B.  The food in Tromso was delicious.

C.  Most of the people wore fur hats.

D.  Tromso gets very cold in the winter.

64.   The writer wishes to include an example of the Tromso residents’ treatment of foreigners. Which of the following true sentences, inserted here, would best fulfill that goal?

F.  When we asked for directions, the residents usually provided them.

G.  We had only to glance up from a map to find someone offering (in nearly perfect English) to help us find our way.

H.  My mother is Norwegian, and she is very helpful.

 J.  Tromso has more night-time attractions per capita than any other city in Norway, which makes the people very friendly.

65.   Which of the following alternatives to the underlined portion would NOT be acceptable?

A.  twirling

B.  flipping

C.  encircling

D.  twisting

66.   F.  NO CHANGE

G.  Residents may boast that they never sleep, but in Tromso, it seems to be true.

H.  In other towns, people may boast that it never sleeps, but in Tromso it seems they’re true.

 J.  Towns other than Tromso may boast, but it isn’t true that they don’t sleep except there.

67.   A.  NO CHANGE

B.  besides

C.  regardless

D.  indeed

68.   Which of the following sequences of sentences makes the preceding paragraph most logical?


G.  2, 3, 1, 5, 4, 6

H.  1, 6, 5, 3, 2, 4

 J.  1, 6, 2, 4, 3, 5

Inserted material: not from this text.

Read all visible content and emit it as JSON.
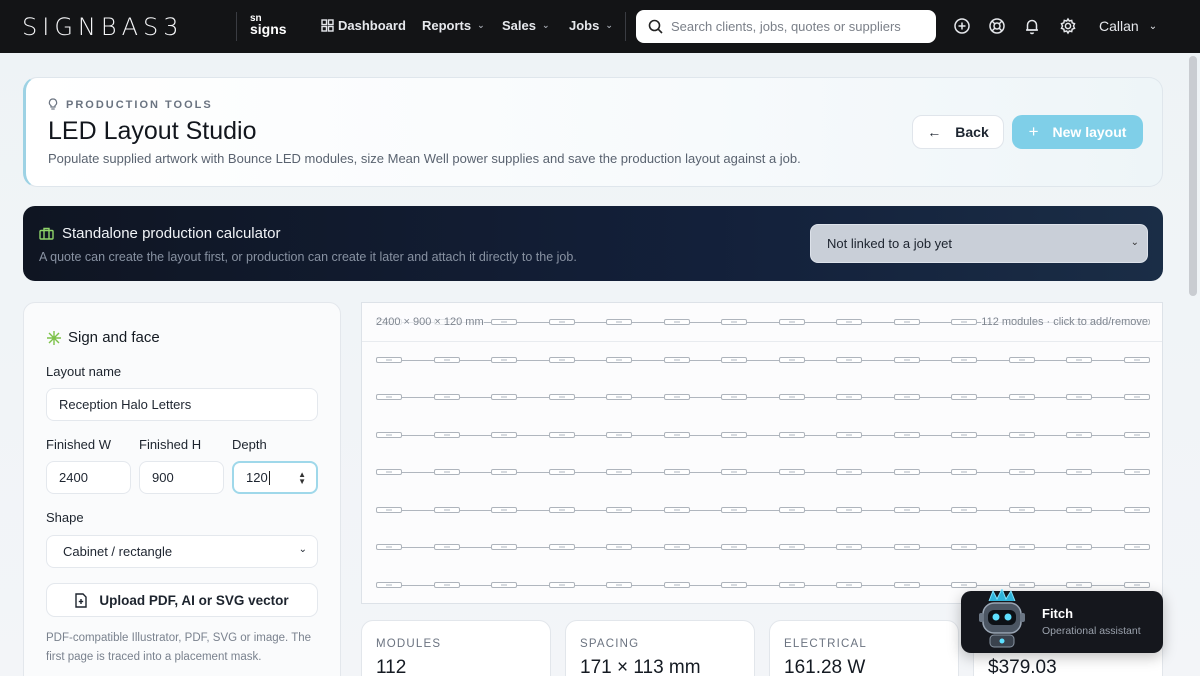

Much of our free time was spent hiking. Image Hiking is so popular in Norway that the government has passed regulations such as the Friluftsleven (Outdoor Recreation Act) that allows anyone to hike or ski across wilderness areas, Image One of our favorite places to hike was on Mount Storsteinen, which is accessible from Tromso by cable car. From the top, we would hike one of the many trails. The views were amazing. I took photos of Image

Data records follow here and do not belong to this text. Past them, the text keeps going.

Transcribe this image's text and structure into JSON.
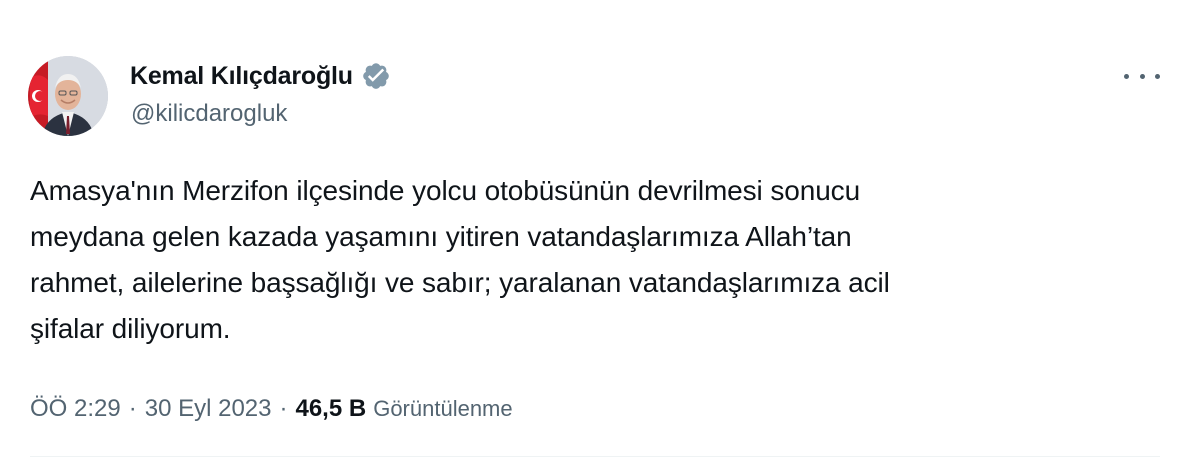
{
  "author": {
    "display_name": "Kemal Kılıçdaroğlu",
    "handle": "@kilicdarogluk"
  },
  "tweet": {
    "text": "Amasya'nın Merzifon ilçesinde yolcu otobüsünün devrilmesi sonucu\nmeydana gelen kazada yaşamını yitiren vatandaşlarımıza Allah’tan\nrahmet, ailelerine başsağlığı ve sabır; yaralanan vatandaşlarımıza acil\nşifalar diliyorum.",
    "time": "ÖÖ 2:29",
    "date": "30 Eyl 2023",
    "separator": "·",
    "views_count": "46,5 B",
    "views_label": "Görüntülenme"
  },
  "icons": {
    "verified": "verified-badge-icon",
    "more": "more-horizontal-icon"
  },
  "colors": {
    "primary_text": "#0f1419",
    "secondary_text": "#536471",
    "verified_badge": "#829aab",
    "divider": "#eff3f4"
  }
}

69.   A.  NO CHANGE

B.  Good boots are essential to preventing blisters, especially on a long hike.

C.  My favorite boots are tough and dependable.

D.  DELETE the underlined portion.

70.   The writer wishes to add a detail to the end of this sentence that will explain how the Act continues to expand hikers’ rights. Given that all are true, which of the following statements would most directly accomplish this?

F.  adding designated areas as demand increases.

G.  even if the areas can’t be reached by cable car.

H.  despite the difficulties of hiking.

 J.  including those people who don’t enjoy hiking.

71.   Which of the descriptions of the photos best creates a vivid image for the reader?


B.  clear mountain lakes, thick birch forests, deep fjords, and the midnight sun.

C.  lakes, forests, fjords, and the sun.

D.  people and places I had never photographed before.

Now that I’m Image I look forward to returning to Tromso soon. However, next time I am determined to see Image sights in the winter. As much as I enjoyed the midnight Image whose vista has been described as world class—exactly as I would describe Image inhabitants.

72.   F.  NO CHANGE

G.  home, therefore,

H.  home, for example,

 J.  home, on the other hand,

73.   A.  NO CHANGE

B.  Tromsos

C.  Tromsos,

D.  Tromso’s

74.   F.  NO CHANGE

G.  sun from Tromso and Mount Storsteinen, I am anxious to see the northern lights from there too,

H.  sun, the northern lights from Mount Storsteinen I am anxious to see,

 J.  view of the sun, the northern lights from Mount Storsteinen are something I am anxious to see:

75.   A.  NO CHANGE

B.  the region’s

C.  their

D.  its